When my eight year old asks what an engineer is, I say “we make things work.” People don’t think about how something works, until it doesn’t. Below is a basic description of the seven types of building systems engineering.
Civil engineering related to building systems primarily deals with the routing of site utilities, such as storm water piping and retention, sanitary, natural gas. Our civil engineers work closely with landscape architecture to improve the surroundings of a facility and to provide the infrastructure to support the building.
Everyone thinks of the obvious here: lights. But electrical engineering also includes life safety systems such as fire alarm systems. Power distribution is also a key element of electrical engineering in buildings. This is becoming more and more important, especially in older buildings that do not have enough power to support the technology necessary in modern buildings.
Energy engineering deals with aspects such as energy efficiency, and the use of alternative energy such as solar photovoltaics. As utility costs are increasing, energy engineering is gaining more and more importance. Indiana has traditionally had one of the lowest electrical rates nationally, but the low cost of coal-generated electricity is increasing as environmental regulations impact energy production. The resulting cost increases place even more importance on the energy performance of buildings.
HVAC (Heating, Ventilation, and Air Conditioning) systems are a big part of mechanical engineering for building systems and the one that affects energy usage the most. People typically forget the importance of the “Ventilation” side of the HVAC system. If you don’t have proper ventilation, CO2 and other pollutant levels can get too high and cause illness. The State Board of Health can actually fine a building owner for not providing proper ventilation.
This is more than just your sinks and toilets. Besides everything else you would find in a restroom, plumbing engineers also design domestic hot water heating systems, water softening systems, storm piping systems for roof drainage, and fire protection and sprinkler systems. Plumbing engineers typically work closely with civil and mechanical engineers.

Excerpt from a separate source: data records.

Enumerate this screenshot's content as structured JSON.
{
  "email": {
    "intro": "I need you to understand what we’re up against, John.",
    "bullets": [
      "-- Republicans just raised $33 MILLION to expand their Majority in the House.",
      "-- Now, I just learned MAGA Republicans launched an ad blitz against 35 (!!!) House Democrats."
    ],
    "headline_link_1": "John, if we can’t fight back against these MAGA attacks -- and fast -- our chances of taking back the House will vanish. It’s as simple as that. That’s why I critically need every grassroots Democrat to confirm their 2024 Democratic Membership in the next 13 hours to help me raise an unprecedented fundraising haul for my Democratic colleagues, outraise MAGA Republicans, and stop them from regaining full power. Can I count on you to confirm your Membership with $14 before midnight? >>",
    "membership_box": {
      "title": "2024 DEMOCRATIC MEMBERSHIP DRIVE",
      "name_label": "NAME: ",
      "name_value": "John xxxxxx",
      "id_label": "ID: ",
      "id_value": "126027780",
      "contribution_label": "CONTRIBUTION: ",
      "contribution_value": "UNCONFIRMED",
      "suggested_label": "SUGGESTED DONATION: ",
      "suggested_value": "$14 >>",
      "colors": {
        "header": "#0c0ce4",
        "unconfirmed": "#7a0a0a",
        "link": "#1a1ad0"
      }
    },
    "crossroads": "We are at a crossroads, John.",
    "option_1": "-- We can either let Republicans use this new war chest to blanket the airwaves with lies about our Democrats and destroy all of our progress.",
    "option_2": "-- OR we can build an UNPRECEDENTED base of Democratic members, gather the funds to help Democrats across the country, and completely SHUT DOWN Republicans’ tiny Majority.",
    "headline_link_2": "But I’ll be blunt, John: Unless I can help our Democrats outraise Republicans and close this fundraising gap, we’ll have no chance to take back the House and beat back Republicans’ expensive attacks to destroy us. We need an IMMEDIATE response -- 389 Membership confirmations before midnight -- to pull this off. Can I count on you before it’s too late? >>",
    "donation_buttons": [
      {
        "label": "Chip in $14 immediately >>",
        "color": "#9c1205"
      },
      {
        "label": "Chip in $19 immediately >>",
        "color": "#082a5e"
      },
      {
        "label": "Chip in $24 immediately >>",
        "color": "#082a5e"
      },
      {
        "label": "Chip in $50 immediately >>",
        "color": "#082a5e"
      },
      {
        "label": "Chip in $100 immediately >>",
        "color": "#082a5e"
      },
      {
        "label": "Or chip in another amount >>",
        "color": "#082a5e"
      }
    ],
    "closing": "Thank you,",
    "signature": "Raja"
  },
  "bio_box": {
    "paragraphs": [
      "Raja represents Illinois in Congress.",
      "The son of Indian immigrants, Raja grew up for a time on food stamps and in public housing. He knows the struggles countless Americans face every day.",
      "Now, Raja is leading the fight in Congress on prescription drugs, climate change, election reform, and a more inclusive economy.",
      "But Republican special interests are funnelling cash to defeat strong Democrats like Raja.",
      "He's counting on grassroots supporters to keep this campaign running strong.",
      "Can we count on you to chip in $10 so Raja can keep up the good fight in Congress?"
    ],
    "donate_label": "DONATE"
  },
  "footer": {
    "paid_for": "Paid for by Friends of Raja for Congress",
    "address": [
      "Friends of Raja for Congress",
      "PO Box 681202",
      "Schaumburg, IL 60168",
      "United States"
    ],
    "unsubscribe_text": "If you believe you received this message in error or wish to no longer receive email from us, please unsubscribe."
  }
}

There is more involved here than the columns, trusses, beams, and footers that get installed in the building to ensure its stability. They also work with the owner and other engineers to figure out how to provide pathways through the building to route all of the various systems, and to plan for future expansion of the building. One example of planning for the future might be installing additional structure in a roof system to accommodate a future solar panel installation when funds are available.

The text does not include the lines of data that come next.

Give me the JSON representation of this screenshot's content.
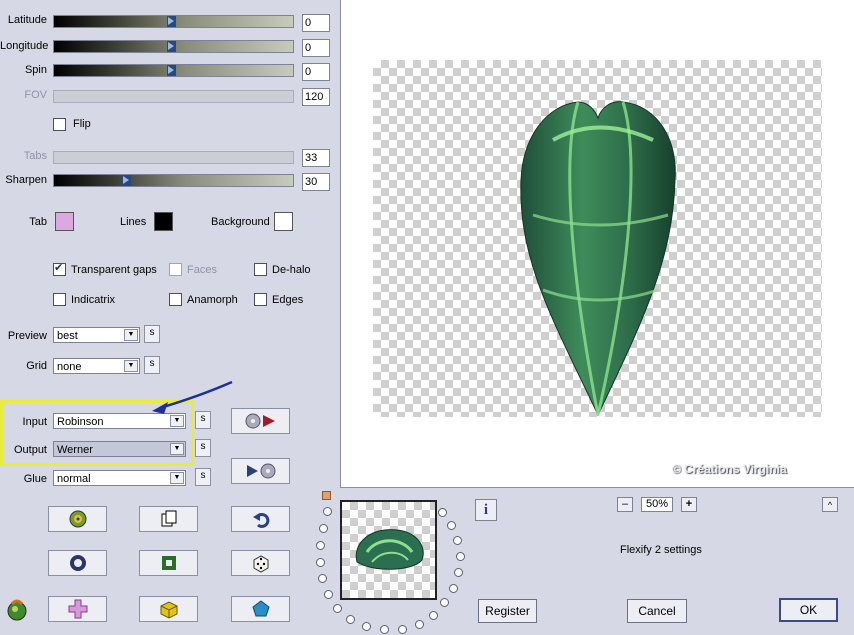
{
  "sliders": [
    {
      "label": "Latitude",
      "value": "0",
      "pos": 0.49
    },
    {
      "label": "Longitude",
      "value": "0",
      "pos": 0.49
    },
    {
      "label": "Spin",
      "value": "0",
      "pos": 0.49
    },
    {
      "label": "FOV",
      "value": "120"
    },
    {
      "label": "Tabs",
      "value": "33"
    },
    {
      "label": "Sharpen",
      "value": "30",
      "pos": 0.3
    }
  ],
  "flip": {
    "label": "Flip"
  },
  "colors": {
    "tab_label": "Tab",
    "tab_color": "#dba8e0",
    "lines_label": "Lines",
    "lines_color": "#000000",
    "background_label": "Background",
    "background_color": "#ffffff"
  },
  "options": {
    "transparent_gaps": "Transparent gaps",
    "faces": "Faces",
    "de_halo": "De-halo",
    "indicatrix": "Indicatrix",
    "anamorph": "Anamorph",
    "edges": "Edges"
  },
  "dropdowns": {
    "preview": {
      "label": "Preview",
      "value": "best"
    },
    "grid": {
      "label": "Grid",
      "value": "none"
    },
    "input": {
      "label": "Input",
      "value": "Robinson"
    },
    "output": {
      "label": "Output",
      "value": "Werner"
    },
    "glue": {
      "label": "Glue",
      "value": "normal"
    }
  },
  "s_label": "s",
  "zoom": {
    "minus": "–",
    "value": "50%",
    "plus": "+",
    "caret": "^"
  },
  "info_icon": "i",
  "settings_text": "Flexify 2 settings",
  "watermark": "© Créations Virginia",
  "buttons": {
    "register": "Register",
    "cancel": "Cancel",
    "ok": "OK"
  },
  "accent": {
    "highlight": "#e9ec3a",
    "arrow": "#1c2f9c"
  }
}
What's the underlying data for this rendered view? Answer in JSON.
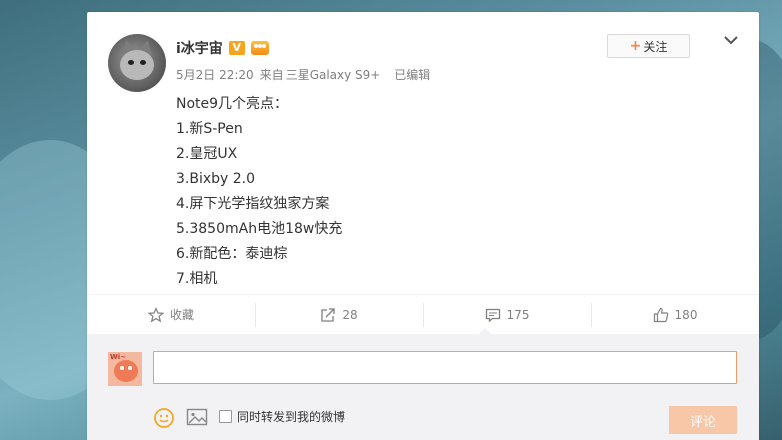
{
  "post": {
    "username": "i冰宇宙",
    "verified_badge": "V",
    "date": "5月2日 22:20",
    "source_prefix": "来自",
    "source": "三星Galaxy S9+",
    "edited": "已编辑",
    "follow_label": "关注",
    "follow_plus": "+",
    "content_lines": [
      "Note9几个亮点：",
      "1.新S-Pen",
      "2.皇冠UX",
      "3.Bixby 2.0",
      "4.屏下光学指纹独家方案",
      "5.3850mAh电池18w快充",
      "6.新配色：泰迪棕",
      "7.相机"
    ]
  },
  "actions": {
    "favorite_label": "收藏",
    "repost_count": "28",
    "comment_count": "175",
    "like_count": "180"
  },
  "comment_box": {
    "avatar_tag": "Wi~",
    "input_value": "",
    "repost_checkbox_label": "同时转发到我的微博",
    "submit_label": "评论"
  },
  "colors": {
    "accent_orange": "#ff8140",
    "submit_disabled": "#f7c7a8",
    "input_border": "#f29b6a"
  },
  "icons": [
    "star-icon",
    "repost-icon",
    "comment-icon",
    "like-icon",
    "emoji-icon",
    "image-icon",
    "chevron-down-icon",
    "verified-icon",
    "member-icon"
  ]
}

This particular system could be considered a subset of electrical, but it technology engineers have specialized skills. Technology covers a broad range of products such as security and card access, cameras, IT infrastructure such as wireless internet access, telephone systems, audio visual (AV) equipment, and centralized clock systems. They typically collaborate with interior designers and electrical engineers during their design. For example, if a room has a lot of natural light, you will need a specific projector system in order for the projections to be visible.

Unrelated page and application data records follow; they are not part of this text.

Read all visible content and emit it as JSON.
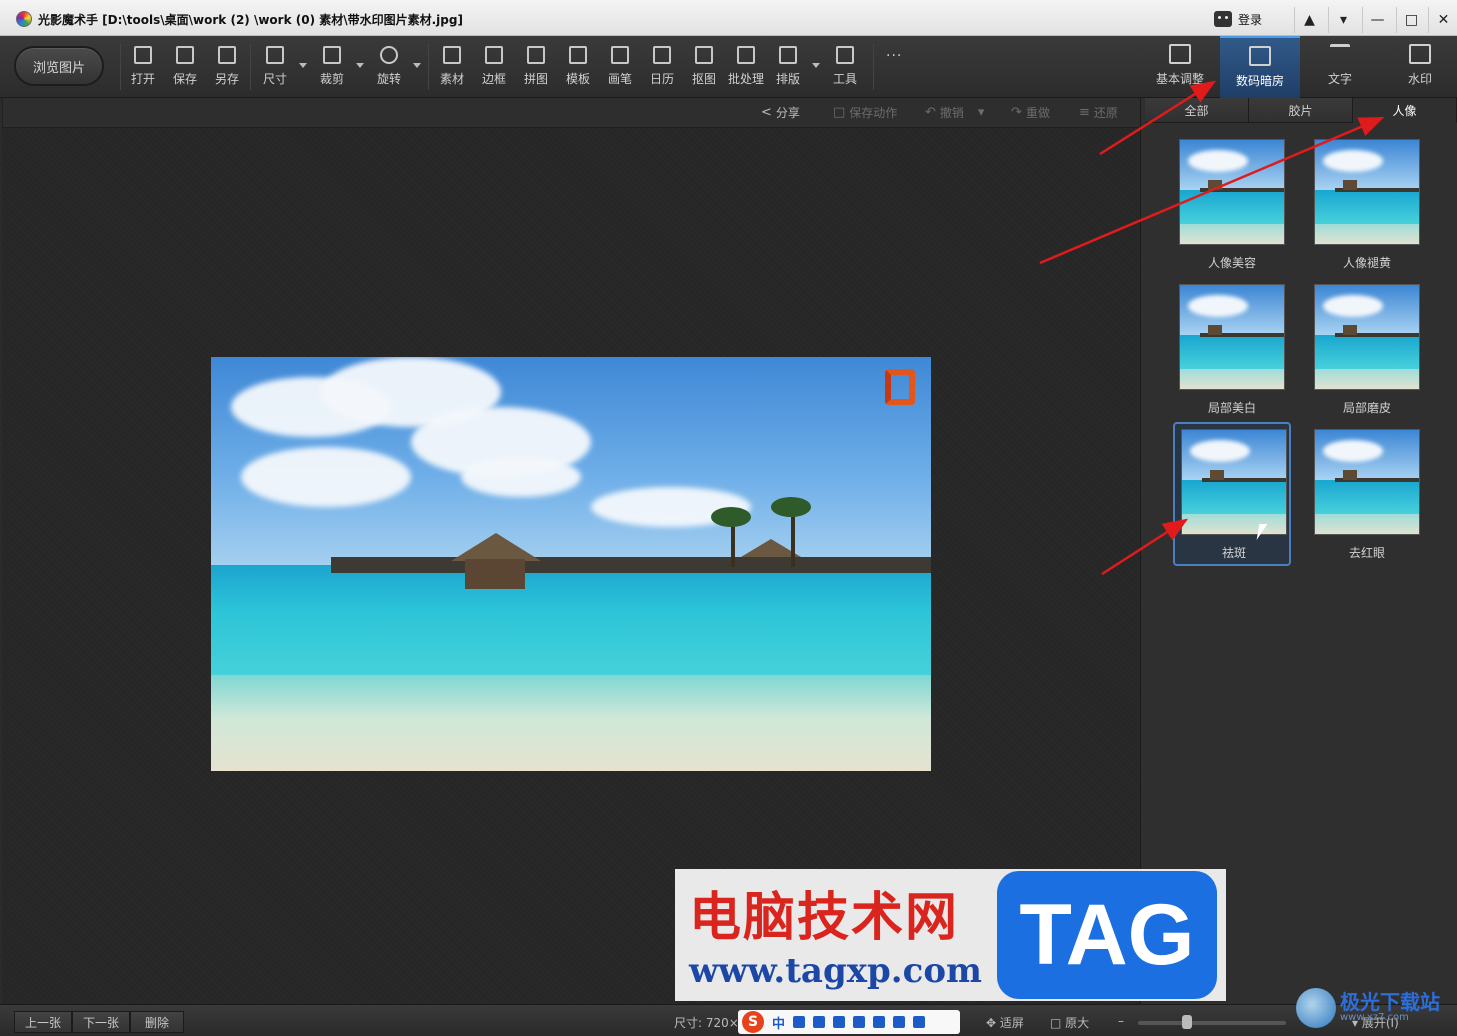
{
  "window": {
    "title": "光影魔术手 [D:\\tools\\桌面\\work (2) \\work (0) 素材\\带水印图片素材.jpg]",
    "login_label": "登录",
    "controls": [
      "skin",
      "menu",
      "minimize",
      "maximize",
      "close"
    ]
  },
  "toolbar": {
    "browse_label": "浏览图片",
    "tools": [
      {
        "label": "打开",
        "icon": "open-icon"
      },
      {
        "label": "保存",
        "icon": "save-icon"
      },
      {
        "label": "另存",
        "icon": "save-as-icon"
      },
      {
        "label": "尺寸",
        "icon": "resize-icon"
      },
      {
        "label": "裁剪",
        "icon": "crop-icon"
      },
      {
        "label": "旋转",
        "icon": "rotate-icon"
      },
      {
        "label": "素材",
        "icon": "material-icon"
      },
      {
        "label": "边框",
        "icon": "frame-icon"
      },
      {
        "label": "拼图",
        "icon": "collage-icon"
      },
      {
        "label": "模板",
        "icon": "template-icon"
      },
      {
        "label": "画笔",
        "icon": "brush-icon"
      },
      {
        "label": "日历",
        "icon": "calendar-icon"
      },
      {
        "label": "抠图",
        "icon": "cutout-icon"
      },
      {
        "label": "批处理",
        "icon": "batch-icon"
      },
      {
        "label": "排版",
        "icon": "layout-icon"
      },
      {
        "label": "工具",
        "icon": "wrench-icon"
      }
    ],
    "more_label": "..."
  },
  "right_tabs": [
    {
      "label": "基本调整",
      "icon": "edit-icon",
      "active": false
    },
    {
      "label": "数码暗房",
      "icon": "camera-icon",
      "active": true
    },
    {
      "label": "文字",
      "icon": "text-icon",
      "active": false
    },
    {
      "label": "水印",
      "icon": "watermark-icon",
      "active": false
    }
  ],
  "actions": {
    "share": "分享",
    "save_action": "保存动作",
    "undo": "撤销",
    "redo": "重做",
    "restore": "还原"
  },
  "subtabs": [
    {
      "label": "全部",
      "active": false
    },
    {
      "label": "胶片",
      "active": false
    },
    {
      "label": "人像",
      "active": true
    }
  ],
  "effects": [
    {
      "label": "人像美容",
      "selected": false
    },
    {
      "label": "人像褪黄",
      "selected": false
    },
    {
      "label": "局部美白",
      "selected": false
    },
    {
      "label": "局部磨皮",
      "selected": false
    },
    {
      "label": "祛斑",
      "selected": true
    },
    {
      "label": "去红眼",
      "selected": false
    }
  ],
  "statusbar": {
    "prev": "上一张",
    "next": "下一张",
    "delete": "删除",
    "size_label": "尺寸: 720×",
    "fit_screen": "适屏",
    "original": "原大",
    "expand": "展开(I)"
  },
  "ime": {
    "logo": "S",
    "mode": "中"
  },
  "watermark": {
    "title": "电脑技术网",
    "url": "www.tagxp.com",
    "tag": "TAG"
  },
  "site_logo": {
    "name": "极光下载站",
    "url": "www.xz7.com"
  },
  "colors": {
    "accent": "#1f3e66",
    "arrow": "#e01b1b",
    "selected_border": "#4a7fc0"
  }
}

Now that you’ve read about seven types of building systems engineering, take a short quiz to see what you learned.
- What two engineering disciplines typically connect their systems together 4 feet outside the building?
- What engineering disciplines would be involved in the installation of a solar photovoltaic system?
- Civil engineers work closely with ________ architects.
Answers: 1) Civil and plumbing 2) Electrical, energy, and structural 3) Landscape